[Interface dataset entries]
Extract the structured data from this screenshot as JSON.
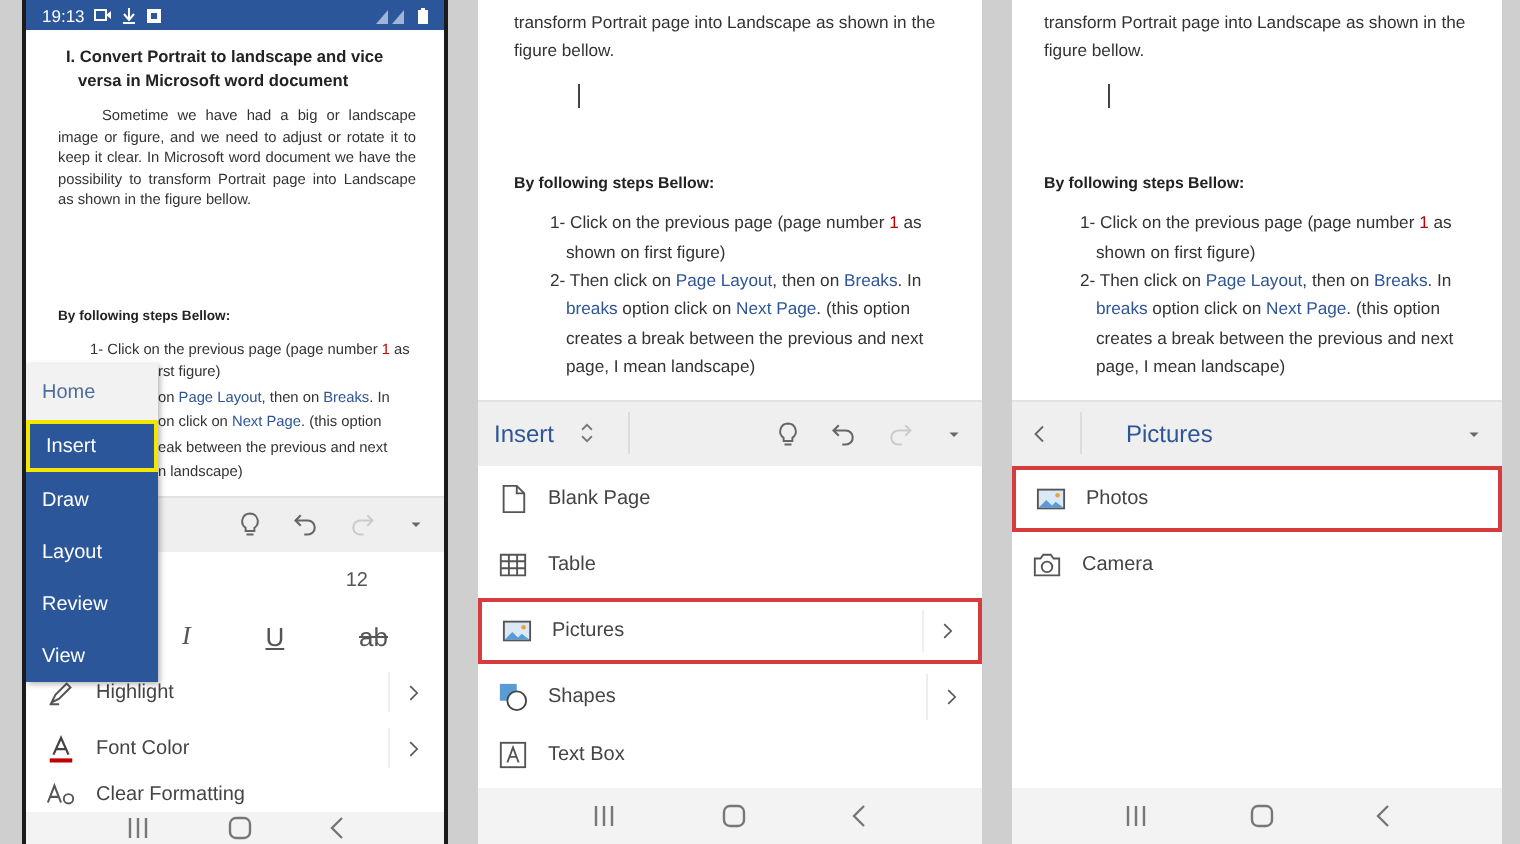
{
  "screens": [
    {
      "status_bar": {
        "time": "19:13"
      },
      "document": {
        "blocks": [
          {
            "kind": "title",
            "text": "I. Convert Portrait to landscape and vice versa in Microsoft word document"
          },
          {
            "kind": "paragraph",
            "text": "Sometime we have had a big or landscape image or figure, and we need to adjust or rotate it to keep it clear. In Microsoft word document we have the possibility to transform Portrait page into Landscape as shown in the figure bellow."
          },
          {
            "kind": "subheading",
            "text": "By following steps Bellow:"
          },
          {
            "kind": "step",
            "segments": [
              {
                "kind": "plain",
                "text": "1- Click on the previous page (page number "
              },
              {
                "kind": "number",
                "text": "1"
              },
              {
                "kind": "plain",
                "text": " as"
              }
            ]
          },
          {
            "kind": "covered",
            "segments": [
              {
                "kind": "plain",
                "text": "rst figure)"
              }
            ]
          },
          {
            "kind": "covered",
            "segments": [
              {
                "kind": "plain",
                "text": "on "
              },
              {
                "kind": "link",
                "text": "Page Layout"
              },
              {
                "kind": "plain",
                "text": ", then on "
              },
              {
                "kind": "link",
                "text": "Breaks"
              },
              {
                "kind": "plain",
                "text": ". In"
              }
            ]
          },
          {
            "kind": "covered",
            "segments": [
              {
                "kind": "plain",
                "text": "on click on "
              },
              {
                "kind": "link",
                "text": "Next Page"
              },
              {
                "kind": "plain",
                "text": ".  (this option"
              }
            ]
          },
          {
            "kind": "covered",
            "segments": [
              {
                "kind": "plain",
                "text": "eak between the previous and next"
              }
            ]
          },
          {
            "kind": "covered",
            "segments": [
              {
                "kind": "plain",
                "text": "n landscape)"
              }
            ]
          }
        ]
      },
      "toolbar": {
        "kind": "tools",
        "redo_disabled": true
      },
      "font_size": "12",
      "format_buttons": [
        {
          "kind": "italic",
          "label": "I"
        },
        {
          "kind": "underline",
          "label": "U"
        },
        {
          "kind": "strikethrough",
          "label": "ab"
        }
      ],
      "commands": [
        {
          "kind": "highlight",
          "label": "Highlight",
          "submenu": true,
          "outlined": false
        },
        {
          "kind": "font_color",
          "label": "Font Color",
          "submenu": true,
          "outlined": false
        },
        {
          "kind": "clear_formatting",
          "label": "Clear Formatting",
          "submenu": false,
          "outlined": false
        }
      ],
      "tab_menu": [
        {
          "label": "Home",
          "current": true,
          "selected": false
        },
        {
          "label": "Insert",
          "current": false,
          "selected": true
        },
        {
          "label": "Draw",
          "current": false,
          "selected": false
        },
        {
          "label": "Layout",
          "current": false,
          "selected": false
        },
        {
          "label": "Review",
          "current": false,
          "selected": false
        },
        {
          "label": "View",
          "current": false,
          "selected": false
        }
      ]
    },
    {
      "document": {
        "blocks": [
          {
            "kind": "text",
            "text": "transform Portrait page into Landscape as shown in the figure bellow."
          },
          {
            "kind": "cursor"
          },
          {
            "kind": "subheading",
            "text": "By following steps Bellow:"
          },
          {
            "kind": "step",
            "segments": [
              {
                "kind": "plain",
                "text": "1- Click on the previous page (page number "
              },
              {
                "kind": "number",
                "text": "1"
              },
              {
                "kind": "plain",
                "text": " as shown on first figure)"
              }
            ]
          },
          {
            "kind": "step",
            "segments": [
              {
                "kind": "plain",
                "text": "2- Then click on "
              },
              {
                "kind": "link",
                "text": "Page Layout"
              },
              {
                "kind": "plain",
                "text": ", then on "
              },
              {
                "kind": "link",
                "text": "Breaks"
              },
              {
                "kind": "plain",
                "text": ". In "
              },
              {
                "kind": "link",
                "text": "breaks"
              },
              {
                "kind": "plain",
                "text": " option click on "
              },
              {
                "kind": "link",
                "text": "Next Page"
              },
              {
                "kind": "plain",
                "text": ".  (this option creates a break between the previous and next page, I mean landscape)"
              }
            ]
          }
        ]
      },
      "toolbar": {
        "kind": "tab",
        "label": "Insert",
        "redo_disabled": true
      },
      "commands": [
        {
          "kind": "blank_page",
          "label": "Blank Page",
          "submenu": false,
          "outlined": false
        },
        {
          "kind": "table",
          "label": "Table",
          "submenu": false,
          "outlined": false
        },
        {
          "kind": "pictures",
          "label": "Pictures",
          "submenu": true,
          "outlined": true
        },
        {
          "kind": "shapes",
          "label": "Shapes",
          "submenu": true,
          "outlined": false
        },
        {
          "kind": "text_box",
          "label": "Text Box",
          "submenu": false,
          "outlined": false
        }
      ]
    },
    {
      "document": {
        "blocks": [
          {
            "kind": "text",
            "text": "transform Portrait page into Landscape as shown in the figure bellow."
          },
          {
            "kind": "cursor"
          },
          {
            "kind": "subheading",
            "text": "By following steps Bellow:"
          },
          {
            "kind": "step",
            "segments": [
              {
                "kind": "plain",
                "text": "1- Click on the previous page (page number "
              },
              {
                "kind": "number",
                "text": "1"
              },
              {
                "kind": "plain",
                "text": " as shown on first figure)"
              }
            ]
          },
          {
            "kind": "step",
            "segments": [
              {
                "kind": "plain",
                "text": "2- Then click on "
              },
              {
                "kind": "link",
                "text": "Page Layout"
              },
              {
                "kind": "plain",
                "text": ", then on "
              },
              {
                "kind": "link",
                "text": "Breaks"
              },
              {
                "kind": "plain",
                "text": ". In "
              },
              {
                "kind": "link",
                "text": "breaks"
              },
              {
                "kind": "plain",
                "text": " option click on "
              },
              {
                "kind": "link",
                "text": "Next Page"
              },
              {
                "kind": "plain",
                "text": ".  (this option creates a break between the previous and next page, I mean landscape)"
              }
            ]
          }
        ]
      },
      "toolbar": {
        "kind": "submenu",
        "label": "Pictures"
      },
      "commands": [
        {
          "kind": "photos",
          "label": "Photos",
          "submenu": false,
          "outlined": true
        },
        {
          "kind": "camera",
          "label": "Camera",
          "submenu": false,
          "outlined": false
        }
      ]
    }
  ]
}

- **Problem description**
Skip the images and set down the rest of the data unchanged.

- **Task solution**
Extract the structured data from this screenshot as JSON.
{
  "screens": [
    {
      "status_bar": {
        "time": "19:13"
      },
      "document": {
        "blocks": [
          {
            "kind": "title",
            "text": "I. Convert Portrait to landscape and vice versa in Microsoft word document"
          },
          {
            "kind": "paragraph",
            "text": "Sometime we have had a big or landscape image or figure, and we need to adjust or rotate it to keep it clear. In Microsoft word document we have the possibility to transform Portrait page into Landscape as shown in the figure bellow."
          },
          {
            "kind": "subheading",
            "text": "By following steps Bellow:"
          },
          {
            "kind": "step",
            "segments": [
              {
                "kind": "plain",
                "text": "1- Click on the previous page (page number "
              },
              {
                "kind": "number",
                "text": "1"
              },
              {
                "kind": "plain",
                "text": " as"
              }
            ]
          },
          {
            "kind": "covered",
            "segments": [
              {
                "kind": "plain",
                "text": "rst figure)"
              }
            ]
          },
          {
            "kind": "covered",
            "segments": [
              {
                "kind": "plain",
                "text": "on "
              },
              {
                "kind": "link",
                "text": "Page Layout"
              },
              {
                "kind": "plain",
                "text": ", then on "
              },
              {
                "kind": "link",
                "text": "Breaks"
              },
              {
                "kind": "plain",
                "text": ". In"
              }
            ]
          },
          {
            "kind": "covered",
            "segments": [
              {
                "kind": "plain",
                "text": "on click on "
              },
              {
                "kind": "link",
                "text": "Next Page"
              },
              {
                "kind": "plain",
                "text": ".  (this option"
              }
            ]
          },
          {
            "kind": "covered",
            "segments": [
              {
                "kind": "plain",
                "text": "eak between the previous and next"
              }
            ]
          },
          {
            "kind": "covered",
            "segments": [
              {
                "kind": "plain",
                "text": "n landscape)"
              }
            ]
          }
        ]
      },
      "toolbar": {
        "kind": "tools",
        "redo_disabled": true
      },
      "font_size": "12",
      "format_buttons": [
        {
          "kind": "italic",
          "label": "I"
        },
        {
          "kind": "underline",
          "label": "U"
        },
        {
          "kind": "strikethrough",
          "label": "ab"
        }
      ],
      "commands": [
        {
          "kind": "highlight",
          "label": "Highlight",
          "submenu": true,
          "outlined": false
        },
        {
          "kind": "font_color",
          "label": "Font Color",
          "submenu": true,
          "outlined": false
        },
        {
          "kind": "clear_formatting",
          "label": "Clear Formatting",
          "submenu": false,
          "outlined": false
        }
      ],
      "tab_menu": [
        {
          "label": "Home",
          "current": true,
          "selected": false
        },
        {
          "label": "Insert",
          "current": false,
          "selected": true
        },
        {
          "label": "Draw",
          "current": false,
          "selected": false
        },
        {
          "label": "Layout",
          "current": false,
          "selected": false
        },
        {
          "label": "Review",
          "current": false,
          "selected": false
        },
        {
          "label": "View",
          "current": false,
          "selected": false
        }
      ]
    },
    {
      "document": {
        "blocks": [
          {
            "kind": "text",
            "text": "transform Portrait page into Landscape as shown in the figure bellow."
          },
          {
            "kind": "cursor"
          },
          {
            "kind": "subheading",
            "text": "By following steps Bellow:"
          },
          {
            "kind": "step",
            "segments": [
              {
                "kind": "plain",
                "text": "1- Click on the previous page (page number "
              },
              {
                "kind": "number",
                "text": "1"
              },
              {
                "kind": "plain",
                "text": " as shown on first figure)"
              }
            ]
          },
          {
            "kind": "step",
            "segments": [
              {
                "kind": "plain",
                "text": "2- Then click on "
              },
              {
                "kind": "link",
                "text": "Page Layout"
              },
              {
                "kind": "plain",
                "text": ", then on "
              },
              {
                "kind": "link",
                "text": "Breaks"
              },
              {
                "kind": "plain",
                "text": ". In "
              },
              {
                "kind": "link",
                "text": "breaks"
              },
              {
                "kind": "plain",
                "text": " option click on "
              },
              {
                "kind": "link",
                "text": "Next Page"
              },
              {
                "kind": "plain",
                "text": ".  (this option creates a break between the previous and next page, I mean landscape)"
              }
            ]
          }
        ]
      },
      "toolbar": {
        "kind": "tab",
        "label": "Insert",
        "redo_disabled": true
      },
      "commands": [
        {
          "kind": "blank_page",
          "label": "Blank Page",
          "submenu": false,
          "outlined": false
        },
        {
          "kind": "table",
          "label": "Table",
          "submenu": false,
          "outlined": false
        },
        {
          "kind": "pictures",
          "label": "Pictures",
          "submenu": true,
          "outlined": true
        },
        {
          "kind": "shapes",
          "label": "Shapes",
          "submenu": true,
          "outlined": false
        },
        {
          "kind": "text_box",
          "label": "Text Box",
          "submenu": false,
          "outlined": false
        }
      ]
    },
    {
      "document": {
        "blocks": [
          {
            "kind": "text",
            "text": "transform Portrait page into Landscape as shown in the figure bellow."
          },
          {
            "kind": "cursor"
          },
          {
            "kind": "subheading",
            "text": "By following steps Bellow:"
          },
          {
            "kind": "step",
            "segments": [
              {
                "kind": "plain",
                "text": "1- Click on the previous page (page number "
              },
              {
                "kind": "number",
                "text": "1"
              },
              {
                "kind": "plain",
                "text": " as shown on first figure)"
              }
            ]
          },
          {
            "kind": "step",
            "segments": [
              {
                "kind": "plain",
                "text": "2- Then click on "
              },
              {
                "kind": "link",
                "text": "Page Layout"
              },
              {
                "kind": "plain",
                "text": ", then on "
              },
              {
                "kind": "link",
                "text": "Breaks"
              },
              {
                "kind": "plain",
                "text": ". In "
              },
              {
                "kind": "link",
                "text": "breaks"
              },
              {
                "kind": "plain",
                "text": " option click on "
              },
              {
                "kind": "link",
                "text": "Next Page"
              },
              {
                "kind": "plain",
                "text": ".  (this option creates a break between the previous and next page, I mean landscape)"
              }
            ]
          }
        ]
      },
      "toolbar": {
        "kind": "submenu",
        "label": "Pictures"
      },
      "commands": [
        {
          "kind": "photos",
          "label": "Photos",
          "submenu": false,
          "outlined": true
        },
        {
          "kind": "camera",
          "label": "Camera",
          "submenu": false,
          "outlined": false
        }
      ]
    }
  ]
}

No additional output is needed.